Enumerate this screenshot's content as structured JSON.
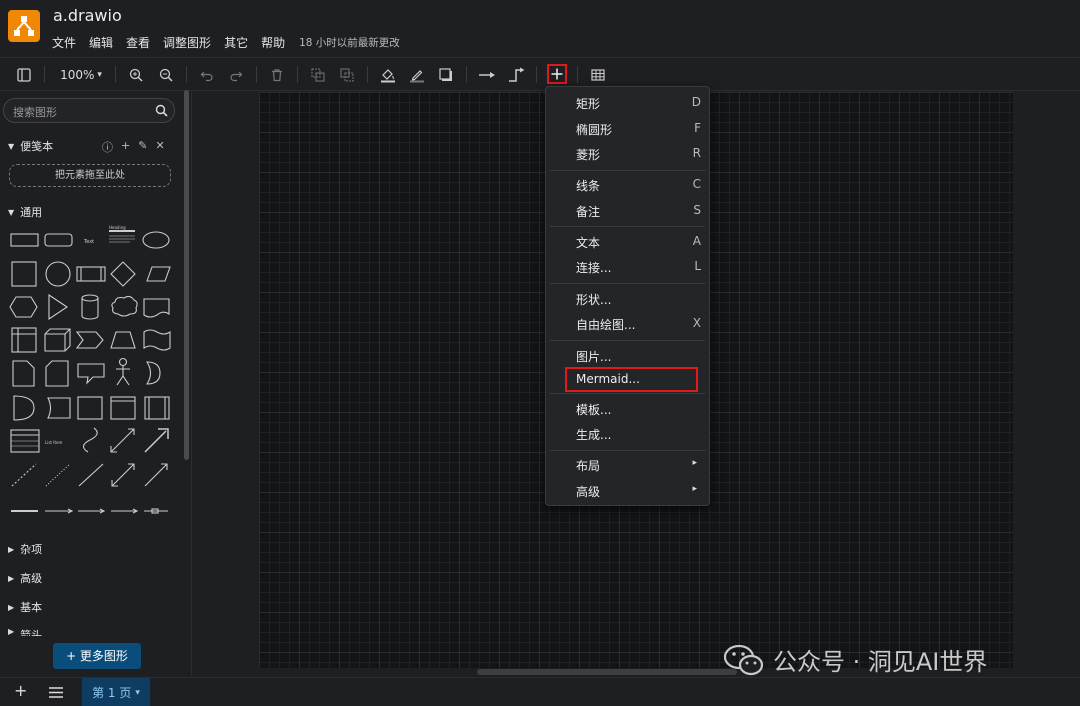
{
  "title": "a.drawio",
  "menu": [
    "文件",
    "编辑",
    "查看",
    "调整图形",
    "其它",
    "帮助"
  ],
  "last_saved": "18 小时以前最新更改",
  "toolbar": {
    "zoom": "100%"
  },
  "sidebar": {
    "search_placeholder": "搜索图形",
    "scratchpad_title": "便笺本",
    "drop_hint": "把元素拖至此处",
    "general_title": "通用",
    "collapsed_sections": [
      "杂项",
      "高级",
      "基本",
      "箭头"
    ],
    "more_shapes": "+ 更多图形",
    "shape_text_label": "Text",
    "shape_heading_label": "Heading",
    "shape_list_label": "List Item"
  },
  "insert_menu": [
    {
      "label": "矩形",
      "key": "D"
    },
    {
      "label": "椭圆形",
      "key": "F"
    },
    {
      "label": "菱形",
      "key": "R"
    },
    {
      "label": "线条",
      "key": "C"
    },
    {
      "label": "备注",
      "key": "S"
    },
    {
      "label": "文本",
      "key": "A"
    },
    {
      "label": "连接...",
      "key": "L"
    },
    {
      "label": "形状...",
      "key": ""
    },
    {
      "label": "自由绘图...",
      "key": "X"
    },
    {
      "label": "图片...",
      "key": ""
    },
    {
      "label": "Mermaid...",
      "key": ""
    },
    {
      "label": "模板...",
      "key": ""
    },
    {
      "label": "生成...",
      "key": ""
    },
    {
      "label": "布局",
      "key": "▸"
    },
    {
      "label": "高级",
      "key": "▸"
    }
  ],
  "page_tab": "第 1 页",
  "watermark": "公众号 · 洞见AI世界",
  "colors": {
    "accent": "#f08705",
    "highlight": "#e0191b",
    "tab": "#0e3d61"
  }
}
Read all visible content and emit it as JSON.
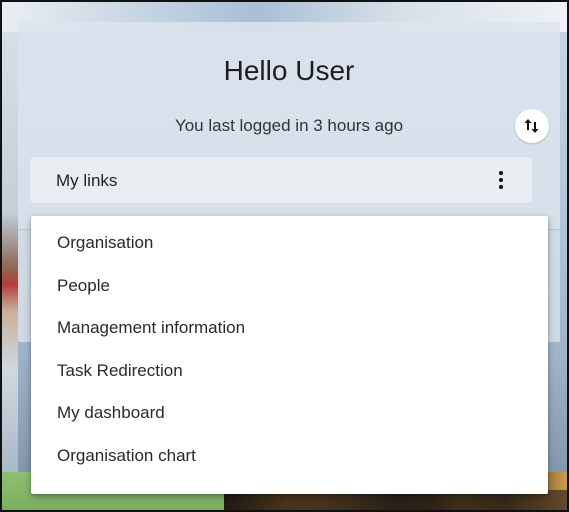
{
  "header": {
    "greeting": "Hello User",
    "last_login": "You last logged in 3 hours ago"
  },
  "sort_button": {
    "icon": "sort-arrows-icon"
  },
  "links_bar": {
    "label": "My links",
    "menu_icon": "more-vertical-icon"
  },
  "menu": {
    "items": [
      {
        "label": "Organisation"
      },
      {
        "label": "People"
      },
      {
        "label": "Management information"
      },
      {
        "label": "Task Redirection"
      },
      {
        "label": "My dashboard"
      },
      {
        "label": "Organisation chart"
      }
    ]
  },
  "colors": {
    "card_bg": "#dce4ed",
    "menu_bg": "#ffffff",
    "text": "#222222"
  }
}
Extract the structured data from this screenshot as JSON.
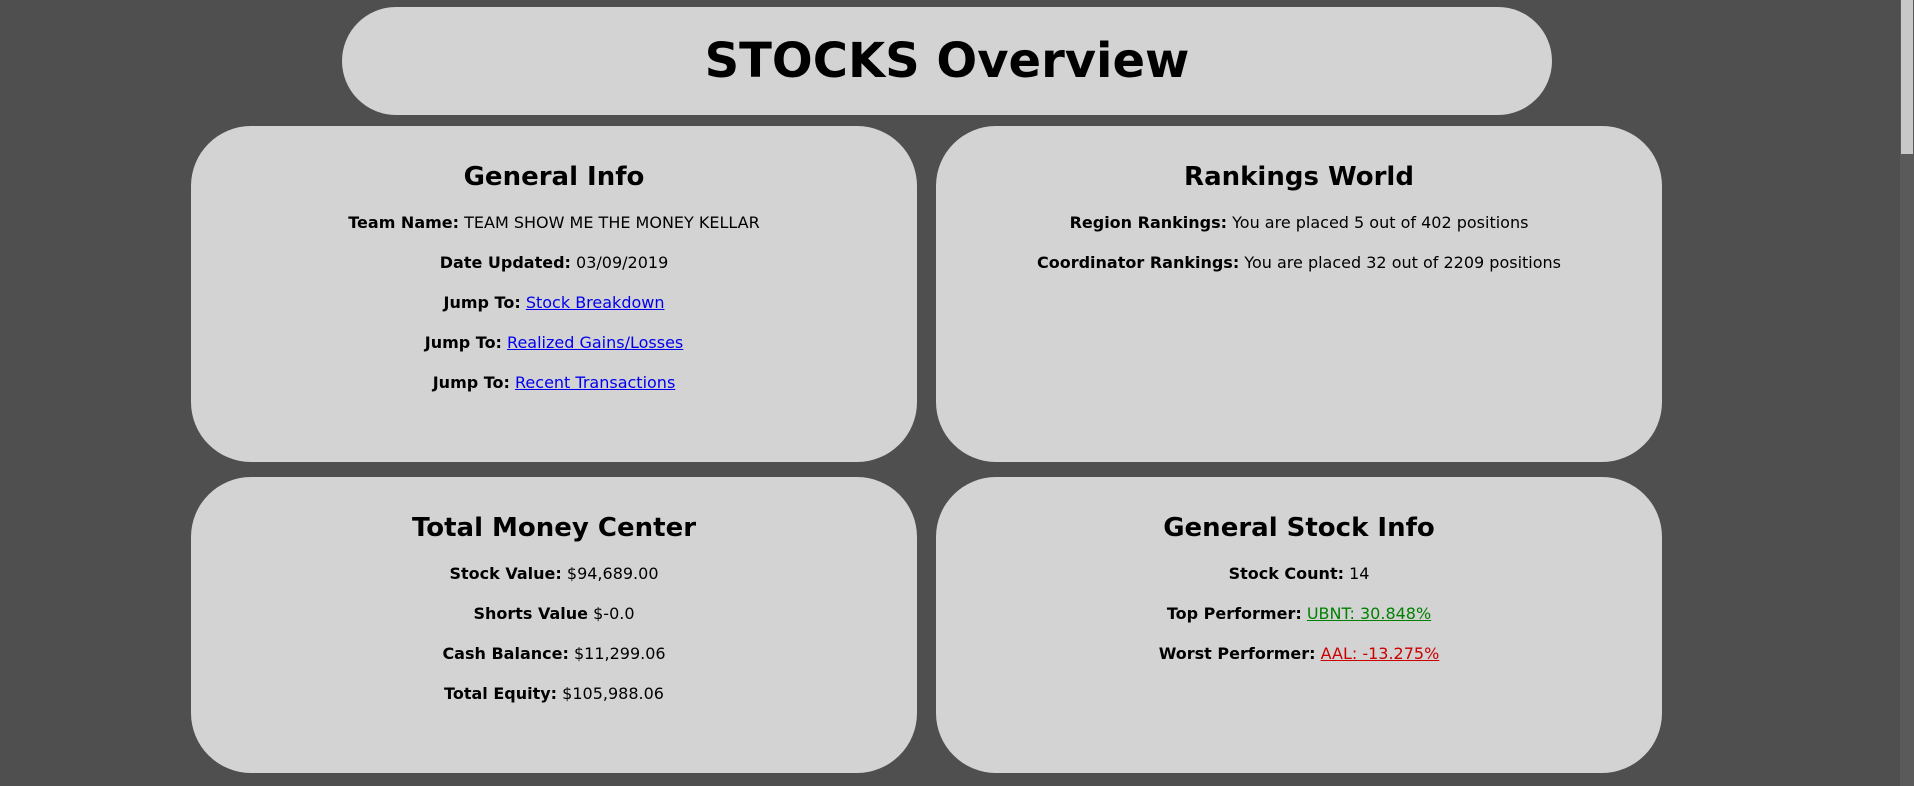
{
  "page_title": "STOCKS Overview",
  "general_info": {
    "heading": "General Info",
    "team_name_label": "Team Name:",
    "team_name": "TEAM SHOW ME THE MONEY KELLAR",
    "date_label": "Date Updated:",
    "date": "03/09/2019",
    "jumps": [
      {
        "label": "Jump To:",
        "link": "Stock Breakdown"
      },
      {
        "label": "Jump To:",
        "link": "Realized Gains/Losses"
      },
      {
        "label": "Jump To:",
        "link": "Recent Transactions"
      }
    ]
  },
  "rankings": {
    "heading": "Rankings World",
    "region_label": "Region Rankings:",
    "region_text": "You are placed 5 out of 402 positions",
    "coordinator_label": "Coordinator Rankings:",
    "coordinator_text": "You are placed 32 out of 2209 positions"
  },
  "money_center": {
    "heading": "Total Money Center",
    "stock_value_label": "Stock Value:",
    "stock_value": "$94,689.00",
    "shorts_value_label": "Shorts Value",
    "shorts_value": "$-0.0",
    "cash_balance_label": "Cash Balance:",
    "cash_balance": "$11,299.06",
    "total_equity_label": "Total Equity:",
    "total_equity": "$105,988.06"
  },
  "stock_info": {
    "heading": "General Stock Info",
    "count_label": "Stock Count:",
    "count": "14",
    "top_label": "Top Performer:",
    "top": "UBNT: 30.848%",
    "worst_label": "Worst Performer:",
    "worst": "AAL: -13.275%"
  },
  "colors": {
    "background": "#4f4f4f",
    "card": "#d3d3d3",
    "link": "#0000ee",
    "positive": "#008000",
    "negative": "#cc0000"
  }
}
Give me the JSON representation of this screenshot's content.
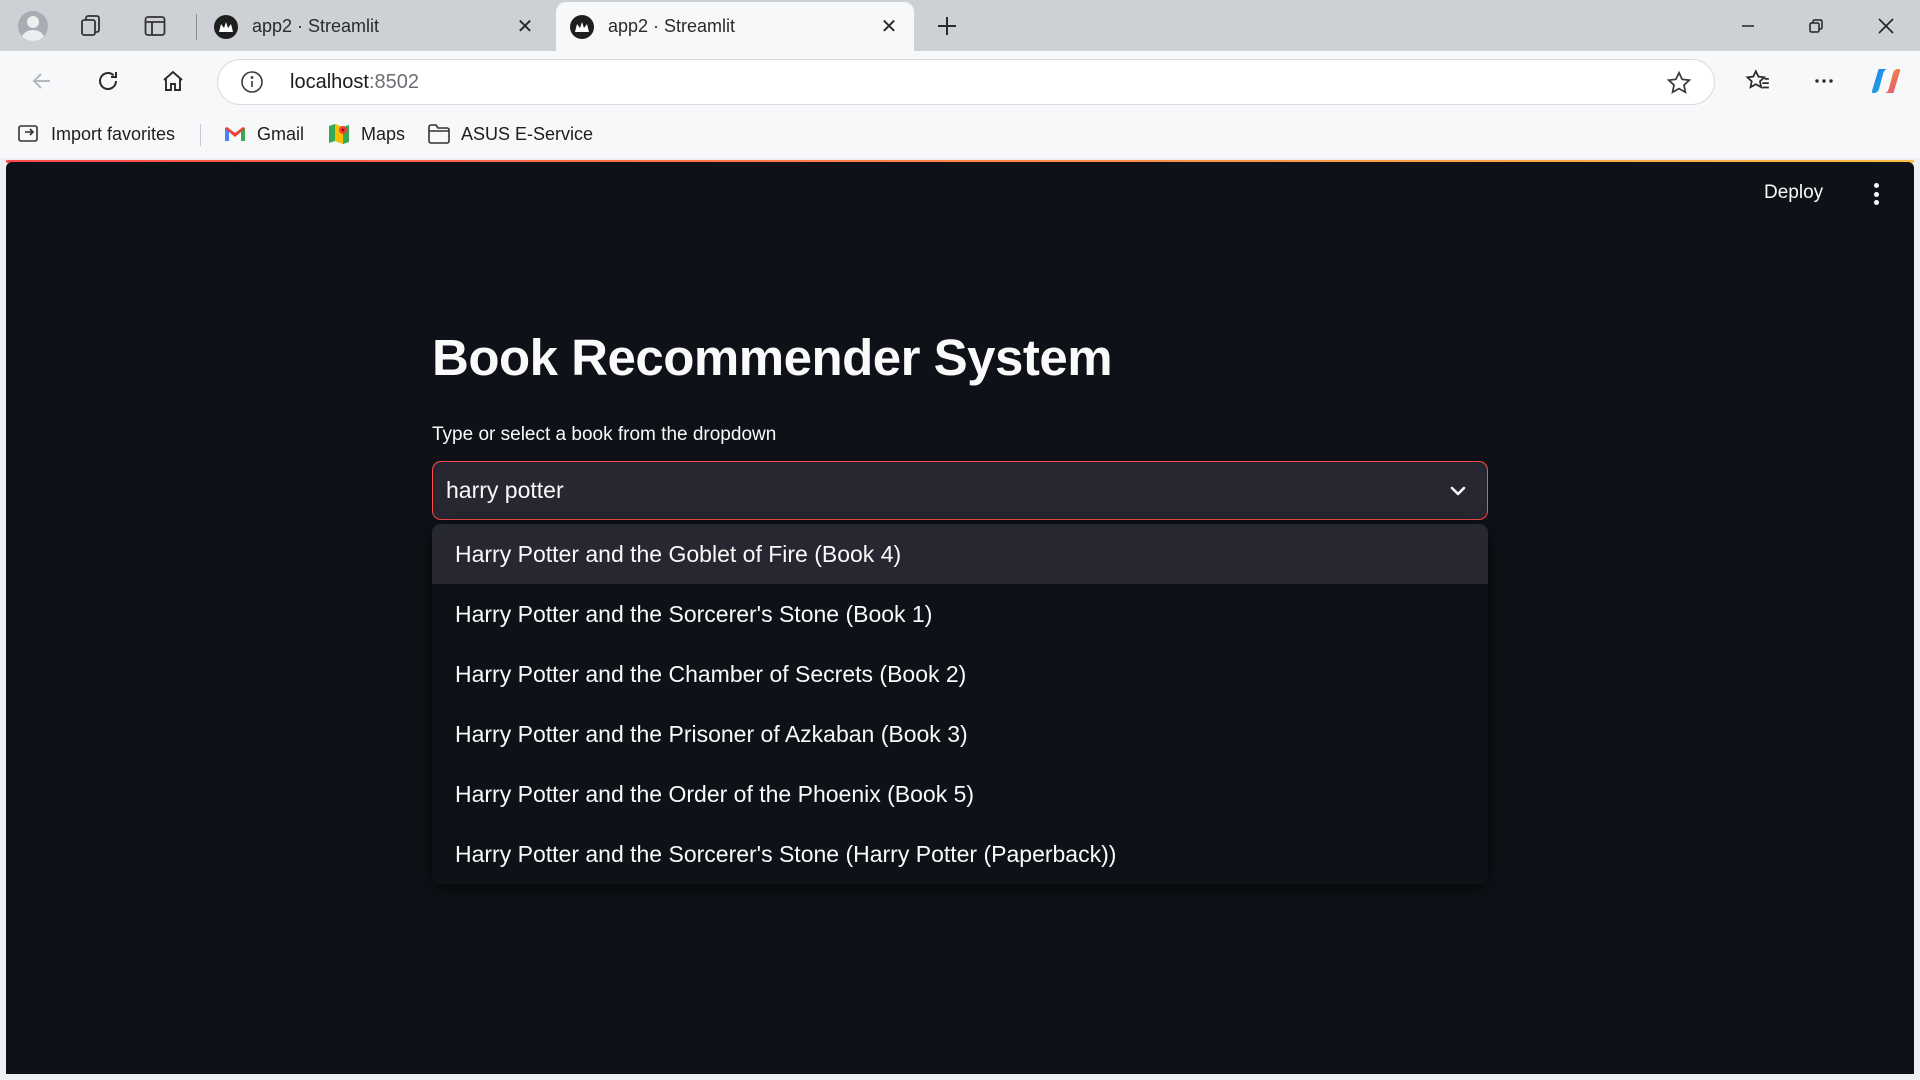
{
  "browser": {
    "tabs": [
      {
        "title": "app2 · Streamlit",
        "active": false
      },
      {
        "title": "app2 · Streamlit",
        "active": true
      }
    ],
    "url": {
      "host": "localhost",
      "port": ":8502"
    },
    "favorites": [
      {
        "label": "Import favorites",
        "icon": "import-favorites-icon"
      },
      {
        "label": "Gmail",
        "icon": "gmail-icon"
      },
      {
        "label": "Maps",
        "icon": "maps-icon"
      },
      {
        "label": "ASUS E-Service",
        "icon": "folder-icon"
      }
    ]
  },
  "app": {
    "toolbar": {
      "deploy_label": "Deploy"
    },
    "title": "Book Recommender System",
    "select": {
      "label": "Type or select a book from the dropdown",
      "value": "harry potter",
      "options": [
        "Harry Potter and the Goblet of Fire (Book 4)",
        "Harry Potter and the Sorcerer's Stone (Book 1)",
        "Harry Potter and the Chamber of Secrets (Book 2)",
        "Harry Potter and the Prisoner of Azkaban (Book 3)",
        "Harry Potter and the Order of the Phoenix (Book 5)",
        "Harry Potter and the Sorcerer's Stone (Harry Potter (Paperback))"
      ],
      "highlighted_index": 0
    }
  },
  "colors": {
    "accent": "#ff4b4b",
    "page_bg": "#0e1117",
    "widget_bg": "#262730",
    "text": "#fafafa"
  }
}
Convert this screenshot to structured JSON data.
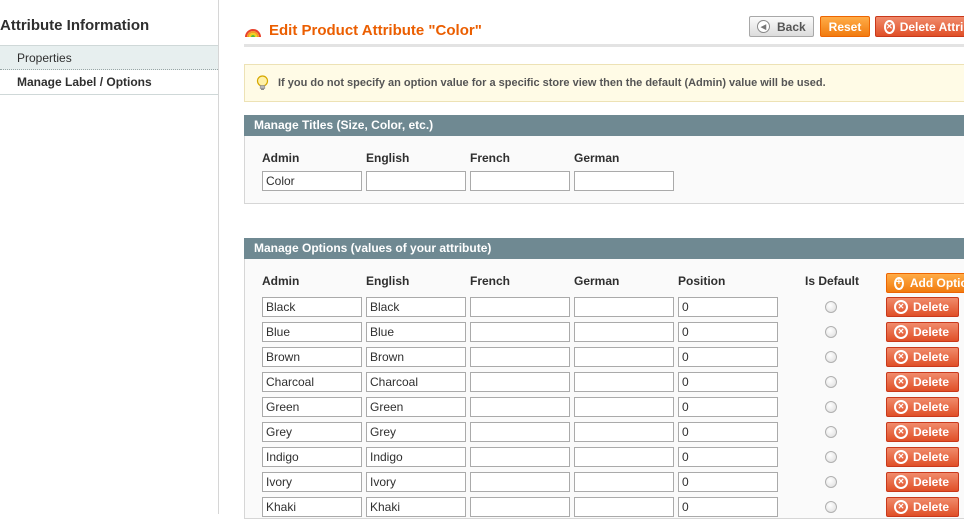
{
  "sidebar": {
    "title": "Attribute Information",
    "items": [
      {
        "label": "Properties"
      },
      {
        "label": "Manage Label / Options"
      }
    ]
  },
  "header": {
    "title": "Edit Product Attribute \"Color\"",
    "icon": "rainbow-icon",
    "buttons": {
      "back": "Back",
      "reset": "Reset",
      "delete": "Delete Attribute"
    }
  },
  "notice": {
    "icon": "lightbulb-icon",
    "text": "If you do not specify an option value for a specific store view then the default (Admin) value will be used."
  },
  "manage_titles": {
    "heading": "Manage Titles (Size, Color, etc.)",
    "columns": [
      "Admin",
      "English",
      "French",
      "German"
    ],
    "values": [
      "Color",
      "",
      "",
      ""
    ]
  },
  "manage_options": {
    "heading": "Manage Options (values of your attribute)",
    "columns": [
      "Admin",
      "English",
      "French",
      "German",
      "Position",
      "Is Default"
    ],
    "add_button": "Add Option",
    "delete_label": "Delete",
    "rows": [
      {
        "admin": "Black",
        "english": "Black",
        "french": "",
        "german": "",
        "position": "0"
      },
      {
        "admin": "Blue",
        "english": "Blue",
        "french": "",
        "german": "",
        "position": "0"
      },
      {
        "admin": "Brown",
        "english": "Brown",
        "french": "",
        "german": "",
        "position": "0"
      },
      {
        "admin": "Charcoal",
        "english": "Charcoal",
        "french": "",
        "german": "",
        "position": "0"
      },
      {
        "admin": "Green",
        "english": "Green",
        "french": "",
        "german": "",
        "position": "0"
      },
      {
        "admin": "Grey",
        "english": "Grey",
        "french": "",
        "german": "",
        "position": "0"
      },
      {
        "admin": "Indigo",
        "english": "Indigo",
        "french": "",
        "german": "",
        "position": "0"
      },
      {
        "admin": "Ivory",
        "english": "Ivory",
        "french": "",
        "german": "",
        "position": "0"
      },
      {
        "admin": "Khaki",
        "english": "Khaki",
        "french": "",
        "german": "",
        "position": "0"
      }
    ]
  },
  "colors": {
    "accent_orange": "#eb5e00",
    "section_header": "#6f8992",
    "delete_red": "#e04f27"
  }
}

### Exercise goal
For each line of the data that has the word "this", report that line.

### Output
Enumerate this screenshot's content as structured JSON.
Extract the structured data from this screenshot as JSON.
Give me the JSON representation of this screenshot's content.
Convert this screenshot to structured JSON data.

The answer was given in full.